We recently had the chance to visit the Buena Vista Audubon Society Nature Center and learn about the fun and educational events and programs happening this summer. Natalie Shapiro from BVAS was kind enough to share some extra information with the Visit Oceanside community about educational opportunities, so take a look at what’s coming up at BVAS!
Educational Opportunities at the BVAS Nature Center
The BVAS Nature Center, located on the edge of the Buena Vista Lagoon, is a great place for families to learn about the local fauna and flora of Southern California’s only fresh-water lagoon. Trained docents help with the learning process.
You may not know this but BVAS has its own taxidermist. Over the years, the taxidermist has created a collection of displays of various songbirds, birds of prey, ducks, terns, pelicans and many other birds, as well as mammals, that live in the Buena Vista Lagoon and the areas surrounding it. All of these animals are indigenous to the area. Children and adults alike learn how to identify the birds they see around the lagoon through these displays, and learn also about the amazing biodiversity of the lagoon.
A new educational tool is BVAS’ high powered microscope, which magnifies the tiny life in lagoon water on a TV screen attached to the scope. Our docents collect water and aquatic insects from the lagoon, and then place a sample under the scope; this is one of the most popular things to do at the nature center! This hands-on learning shows participants that the lagoon is full of life, and helps them understand how important the lagoon is for the web of life. The tiny aquatic insects and shrimp are important food for fish and birds. The lagoon has amazing diversity; we have counted about 15 different species of aquatic insects, fish, and crustaceans that live in the lagoon!
Other displays explain what wetlands and lagoons are, and why they are important (for example, less than 5% of the original coastal wetlands remain, and they are important stopping areas for migrating birds). Then visitors can walk on our quarter-mile long trail around a small portion of the lagoon and experience the wetlands and lagoon. Here they see cattails and other plants adapted to being inundated in water most of the year, mysterious bubbles coming up from the bottom of the lagoon (bacteria digesting algae), and tiny creatures that love lagoon water. Families can pause at two wooden docks by the lagoon, and with some patience, can spot tadpoles, mosquito fish, crayfish, aquatic insects, birds, fish, frogs, and turtles.
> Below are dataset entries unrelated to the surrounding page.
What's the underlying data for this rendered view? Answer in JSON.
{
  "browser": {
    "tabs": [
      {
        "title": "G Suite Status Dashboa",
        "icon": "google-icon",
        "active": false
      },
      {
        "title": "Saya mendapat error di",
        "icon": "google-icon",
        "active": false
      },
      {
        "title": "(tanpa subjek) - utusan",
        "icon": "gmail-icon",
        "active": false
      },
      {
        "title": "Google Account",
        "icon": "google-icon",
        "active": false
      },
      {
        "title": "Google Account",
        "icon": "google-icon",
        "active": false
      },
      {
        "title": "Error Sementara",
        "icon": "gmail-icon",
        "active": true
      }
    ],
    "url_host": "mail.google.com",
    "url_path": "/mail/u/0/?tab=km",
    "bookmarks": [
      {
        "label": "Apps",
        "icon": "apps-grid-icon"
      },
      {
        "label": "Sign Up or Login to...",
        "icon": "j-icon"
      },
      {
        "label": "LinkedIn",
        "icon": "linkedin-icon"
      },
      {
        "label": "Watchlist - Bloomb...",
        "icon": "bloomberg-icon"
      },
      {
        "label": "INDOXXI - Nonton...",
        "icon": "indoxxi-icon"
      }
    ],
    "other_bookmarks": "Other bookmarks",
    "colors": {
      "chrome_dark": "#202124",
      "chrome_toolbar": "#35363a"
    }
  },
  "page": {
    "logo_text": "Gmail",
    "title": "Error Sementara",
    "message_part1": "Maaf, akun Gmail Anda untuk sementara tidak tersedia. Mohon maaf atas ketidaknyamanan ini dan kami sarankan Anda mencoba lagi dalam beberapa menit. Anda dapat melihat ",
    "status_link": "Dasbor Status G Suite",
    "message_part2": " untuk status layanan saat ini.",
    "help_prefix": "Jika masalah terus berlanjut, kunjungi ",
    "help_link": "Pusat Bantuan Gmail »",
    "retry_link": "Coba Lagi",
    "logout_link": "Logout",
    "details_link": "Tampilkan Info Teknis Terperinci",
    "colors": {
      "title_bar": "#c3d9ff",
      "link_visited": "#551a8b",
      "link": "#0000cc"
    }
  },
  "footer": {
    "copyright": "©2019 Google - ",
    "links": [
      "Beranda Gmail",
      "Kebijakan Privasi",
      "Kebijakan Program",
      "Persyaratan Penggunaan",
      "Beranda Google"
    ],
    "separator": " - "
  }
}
The nature center also offers free guided tours year-round for anybody interested in learning details about this amazing place.
Thank you to guest blogger, Natalie Shapiro of Buena Vista Audubon Society, for writing this piece.